The Keystone XL pipeline got an emphatic endorsement Monday from a powerful backer of President Barack Obama who questioned the handling of the file.
To billionaire investor Warren Buffett, the delay is a thumbing of the nose at Canada.
"I would have passed Keystone," Buffett said in an interview with CNBC.
"I think that we have an enormous interest in working with Canada, as they have in working with us. That oil is going to get sold. If we make it more difficult for them, who knows how they'll feel about making things more difficult for us some day."
Because Buffett owns interests in the rail industry, in addition to oil sands holdings, there had been some speculation that he might have stood to benefit from a Keystone rejection.
But he has expressed support for it in the past, and did so with particular force Monday: "That [oil] is a valuable resource of North America, and Canada has been a terrific partner over the decades, and for us to kind of thumb our nose at them, you know, [that's] not what I would do."
Buffett has been a donor and occasional political ally of the President, notably on the issue of increasing taxes for the wealthy.
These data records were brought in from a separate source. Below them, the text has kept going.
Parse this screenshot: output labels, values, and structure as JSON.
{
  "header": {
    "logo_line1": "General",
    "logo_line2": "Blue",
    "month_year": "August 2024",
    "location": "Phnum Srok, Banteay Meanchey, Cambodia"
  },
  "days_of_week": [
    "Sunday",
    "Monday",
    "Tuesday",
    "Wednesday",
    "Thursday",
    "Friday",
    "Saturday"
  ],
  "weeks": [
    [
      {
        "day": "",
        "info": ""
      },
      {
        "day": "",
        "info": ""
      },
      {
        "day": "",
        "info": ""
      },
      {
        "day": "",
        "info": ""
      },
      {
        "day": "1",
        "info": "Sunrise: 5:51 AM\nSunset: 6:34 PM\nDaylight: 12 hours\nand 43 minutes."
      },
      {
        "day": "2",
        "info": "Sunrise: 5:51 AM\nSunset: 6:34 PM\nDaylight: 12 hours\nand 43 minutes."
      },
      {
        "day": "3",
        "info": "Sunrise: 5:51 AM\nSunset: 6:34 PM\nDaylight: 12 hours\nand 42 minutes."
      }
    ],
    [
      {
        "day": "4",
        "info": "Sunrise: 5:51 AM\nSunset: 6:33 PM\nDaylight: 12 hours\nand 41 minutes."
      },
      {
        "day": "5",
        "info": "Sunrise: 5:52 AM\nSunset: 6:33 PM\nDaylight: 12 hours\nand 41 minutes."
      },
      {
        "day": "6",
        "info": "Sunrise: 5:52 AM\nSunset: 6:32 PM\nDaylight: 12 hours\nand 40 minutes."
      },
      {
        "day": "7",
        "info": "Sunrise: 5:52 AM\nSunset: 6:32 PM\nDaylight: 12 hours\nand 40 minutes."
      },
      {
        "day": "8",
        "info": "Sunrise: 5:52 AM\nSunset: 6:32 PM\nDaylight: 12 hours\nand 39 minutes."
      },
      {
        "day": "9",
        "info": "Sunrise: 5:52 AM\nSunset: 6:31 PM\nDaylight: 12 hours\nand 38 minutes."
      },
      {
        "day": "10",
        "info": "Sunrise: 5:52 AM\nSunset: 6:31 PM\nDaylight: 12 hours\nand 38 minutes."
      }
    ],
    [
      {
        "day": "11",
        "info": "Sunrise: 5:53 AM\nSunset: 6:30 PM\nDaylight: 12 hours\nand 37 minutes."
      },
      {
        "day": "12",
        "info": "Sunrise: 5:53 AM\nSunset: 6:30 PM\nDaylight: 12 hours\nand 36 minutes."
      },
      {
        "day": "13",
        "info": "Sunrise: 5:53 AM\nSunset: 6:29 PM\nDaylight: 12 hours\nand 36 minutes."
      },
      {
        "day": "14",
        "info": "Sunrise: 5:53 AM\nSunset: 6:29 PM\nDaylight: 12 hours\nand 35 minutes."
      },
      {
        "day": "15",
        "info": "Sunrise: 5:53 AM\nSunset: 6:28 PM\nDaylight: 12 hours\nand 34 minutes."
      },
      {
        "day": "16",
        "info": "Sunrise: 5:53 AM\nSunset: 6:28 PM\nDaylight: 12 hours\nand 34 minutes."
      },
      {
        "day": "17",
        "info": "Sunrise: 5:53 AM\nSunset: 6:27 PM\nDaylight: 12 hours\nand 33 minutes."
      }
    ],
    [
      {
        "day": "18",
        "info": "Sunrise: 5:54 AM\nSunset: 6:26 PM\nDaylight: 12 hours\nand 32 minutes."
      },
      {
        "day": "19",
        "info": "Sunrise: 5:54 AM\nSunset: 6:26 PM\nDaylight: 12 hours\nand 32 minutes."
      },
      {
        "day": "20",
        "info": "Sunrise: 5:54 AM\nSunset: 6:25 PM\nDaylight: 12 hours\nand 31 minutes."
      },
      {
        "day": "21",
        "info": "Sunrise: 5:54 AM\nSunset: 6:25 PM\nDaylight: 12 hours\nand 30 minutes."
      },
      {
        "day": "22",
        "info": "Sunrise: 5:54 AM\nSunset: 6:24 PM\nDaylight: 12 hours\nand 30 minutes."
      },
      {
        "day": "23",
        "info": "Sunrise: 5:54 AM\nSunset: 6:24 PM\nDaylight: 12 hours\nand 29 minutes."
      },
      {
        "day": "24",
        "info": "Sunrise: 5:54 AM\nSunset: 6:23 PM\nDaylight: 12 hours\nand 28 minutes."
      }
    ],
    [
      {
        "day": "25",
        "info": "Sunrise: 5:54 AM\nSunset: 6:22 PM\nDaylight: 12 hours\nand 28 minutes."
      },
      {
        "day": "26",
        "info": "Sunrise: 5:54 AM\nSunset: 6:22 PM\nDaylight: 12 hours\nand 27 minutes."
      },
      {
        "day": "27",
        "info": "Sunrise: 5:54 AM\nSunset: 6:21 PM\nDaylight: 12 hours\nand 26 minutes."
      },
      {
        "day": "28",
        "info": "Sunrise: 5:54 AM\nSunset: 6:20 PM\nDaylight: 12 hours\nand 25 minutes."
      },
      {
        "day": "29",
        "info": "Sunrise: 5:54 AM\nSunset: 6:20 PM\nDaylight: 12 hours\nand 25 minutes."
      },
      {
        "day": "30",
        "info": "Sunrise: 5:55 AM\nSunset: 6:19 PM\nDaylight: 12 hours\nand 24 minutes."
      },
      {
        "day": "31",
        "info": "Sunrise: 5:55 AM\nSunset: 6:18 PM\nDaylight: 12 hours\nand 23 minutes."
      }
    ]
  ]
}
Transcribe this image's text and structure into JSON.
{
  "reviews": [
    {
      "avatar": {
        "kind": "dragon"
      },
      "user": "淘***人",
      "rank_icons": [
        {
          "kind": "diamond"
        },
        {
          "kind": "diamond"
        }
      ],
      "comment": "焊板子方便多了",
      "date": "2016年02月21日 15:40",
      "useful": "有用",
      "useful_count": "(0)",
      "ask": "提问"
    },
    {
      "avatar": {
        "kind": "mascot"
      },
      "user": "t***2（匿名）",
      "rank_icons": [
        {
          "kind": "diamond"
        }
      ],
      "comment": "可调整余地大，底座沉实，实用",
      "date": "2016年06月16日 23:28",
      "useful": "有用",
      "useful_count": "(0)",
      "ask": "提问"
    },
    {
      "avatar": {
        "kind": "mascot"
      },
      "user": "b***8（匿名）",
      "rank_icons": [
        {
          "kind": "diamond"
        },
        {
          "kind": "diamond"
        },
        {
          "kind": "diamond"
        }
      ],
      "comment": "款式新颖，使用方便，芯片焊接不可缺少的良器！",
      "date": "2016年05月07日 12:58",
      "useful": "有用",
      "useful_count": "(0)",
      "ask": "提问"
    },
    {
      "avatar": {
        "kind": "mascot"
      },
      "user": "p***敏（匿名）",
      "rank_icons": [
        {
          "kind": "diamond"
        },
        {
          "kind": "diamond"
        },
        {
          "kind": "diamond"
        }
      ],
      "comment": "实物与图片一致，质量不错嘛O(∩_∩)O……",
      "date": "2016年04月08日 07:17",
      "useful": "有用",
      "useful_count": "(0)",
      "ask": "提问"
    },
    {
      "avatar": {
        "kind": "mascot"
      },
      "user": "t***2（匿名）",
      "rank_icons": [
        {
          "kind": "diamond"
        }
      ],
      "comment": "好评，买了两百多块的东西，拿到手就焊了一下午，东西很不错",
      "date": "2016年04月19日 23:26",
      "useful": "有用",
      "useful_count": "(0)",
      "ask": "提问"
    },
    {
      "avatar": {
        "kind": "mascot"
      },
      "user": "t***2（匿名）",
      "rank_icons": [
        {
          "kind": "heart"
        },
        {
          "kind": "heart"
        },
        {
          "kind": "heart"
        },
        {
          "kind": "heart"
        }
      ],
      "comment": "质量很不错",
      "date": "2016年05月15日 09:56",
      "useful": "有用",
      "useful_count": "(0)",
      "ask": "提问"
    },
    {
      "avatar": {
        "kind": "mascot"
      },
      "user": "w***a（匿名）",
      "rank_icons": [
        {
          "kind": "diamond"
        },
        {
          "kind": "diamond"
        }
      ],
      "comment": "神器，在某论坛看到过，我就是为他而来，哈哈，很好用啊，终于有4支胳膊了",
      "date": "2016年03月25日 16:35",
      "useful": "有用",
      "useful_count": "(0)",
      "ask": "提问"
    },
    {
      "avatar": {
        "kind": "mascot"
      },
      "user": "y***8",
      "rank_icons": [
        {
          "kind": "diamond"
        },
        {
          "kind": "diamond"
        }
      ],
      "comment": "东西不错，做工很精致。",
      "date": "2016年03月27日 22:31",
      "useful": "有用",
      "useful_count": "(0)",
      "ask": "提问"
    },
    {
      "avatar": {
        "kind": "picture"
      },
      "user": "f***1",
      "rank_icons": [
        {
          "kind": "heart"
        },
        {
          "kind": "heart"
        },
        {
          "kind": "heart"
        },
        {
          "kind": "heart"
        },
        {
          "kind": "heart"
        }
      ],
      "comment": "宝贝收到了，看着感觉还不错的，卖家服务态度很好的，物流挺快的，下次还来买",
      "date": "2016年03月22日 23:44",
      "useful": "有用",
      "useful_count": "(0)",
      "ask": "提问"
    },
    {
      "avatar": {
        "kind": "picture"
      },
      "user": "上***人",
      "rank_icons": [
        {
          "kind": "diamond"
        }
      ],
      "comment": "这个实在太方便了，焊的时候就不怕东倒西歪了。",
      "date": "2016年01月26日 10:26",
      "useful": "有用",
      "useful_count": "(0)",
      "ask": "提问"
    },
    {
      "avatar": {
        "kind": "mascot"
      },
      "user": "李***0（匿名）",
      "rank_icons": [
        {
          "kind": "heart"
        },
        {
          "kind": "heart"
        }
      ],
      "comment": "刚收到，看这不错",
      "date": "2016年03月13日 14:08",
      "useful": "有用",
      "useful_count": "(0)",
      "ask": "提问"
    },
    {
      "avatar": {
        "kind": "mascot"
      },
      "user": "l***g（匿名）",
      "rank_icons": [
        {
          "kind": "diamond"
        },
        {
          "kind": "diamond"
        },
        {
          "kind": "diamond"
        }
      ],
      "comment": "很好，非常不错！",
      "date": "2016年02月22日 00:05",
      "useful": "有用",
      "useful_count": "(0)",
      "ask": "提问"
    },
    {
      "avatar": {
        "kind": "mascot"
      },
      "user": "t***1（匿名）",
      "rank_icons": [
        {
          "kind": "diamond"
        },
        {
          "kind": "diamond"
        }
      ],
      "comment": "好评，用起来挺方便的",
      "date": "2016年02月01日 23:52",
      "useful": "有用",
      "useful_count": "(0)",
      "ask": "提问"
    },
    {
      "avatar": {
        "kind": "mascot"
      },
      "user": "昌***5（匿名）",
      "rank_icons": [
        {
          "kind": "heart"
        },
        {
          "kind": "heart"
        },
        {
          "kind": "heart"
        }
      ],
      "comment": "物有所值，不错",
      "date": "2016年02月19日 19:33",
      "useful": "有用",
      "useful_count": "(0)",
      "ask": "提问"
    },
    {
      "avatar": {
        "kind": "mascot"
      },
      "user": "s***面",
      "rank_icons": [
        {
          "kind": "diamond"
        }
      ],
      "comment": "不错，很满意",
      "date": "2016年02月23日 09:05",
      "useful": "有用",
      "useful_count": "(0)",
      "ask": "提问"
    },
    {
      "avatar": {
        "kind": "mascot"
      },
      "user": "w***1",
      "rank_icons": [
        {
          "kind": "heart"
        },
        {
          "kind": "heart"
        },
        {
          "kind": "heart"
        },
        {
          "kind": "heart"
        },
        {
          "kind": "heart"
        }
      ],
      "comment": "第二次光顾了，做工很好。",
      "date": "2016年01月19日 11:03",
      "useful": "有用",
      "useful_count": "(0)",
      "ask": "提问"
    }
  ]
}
As for the pipeline, Obama has vetoed legislation on it and has made increasingly critical remarks about it, prompting widespread speculation that he's gearing up to reject it.
A prominent pipeline opponent in Nebraska said it should now be clear that the opposition movement isn't being bankrolled by the state's wealthiest resident, the so-called Oracle of Omaha.
"Well, [hope] this puts to bed all of those rumours from the right that Bold is funded by Buffett," said a tweet from Jane Kleeb, the founder of the group Bold Nebraska, which has organized landowners fighting the project.
It wasn't the only development welcomed Monday by pipeline supporters. The Washington Post's "Fact Checker" feature also tore into Obama's repeated claims that the pipeline would do nothing but export Canadian oil.
The Post pointed out that in addition to Canadian bitumen, the pipeline would also carry oil from North Dakota and Montana to U.S. Gulf Coast refineries.
It gave the President the worst possible truth-telling score – "Four Pinocchios." It said Obama's statements contradicted the findings of his own State Department's review.
"Clearly, the report remains unread," the Post piece said.
"If he disagrees with the State Department's findings, he should begin to make the case why it is wrong, rather than assert the opposite, without any factual basis."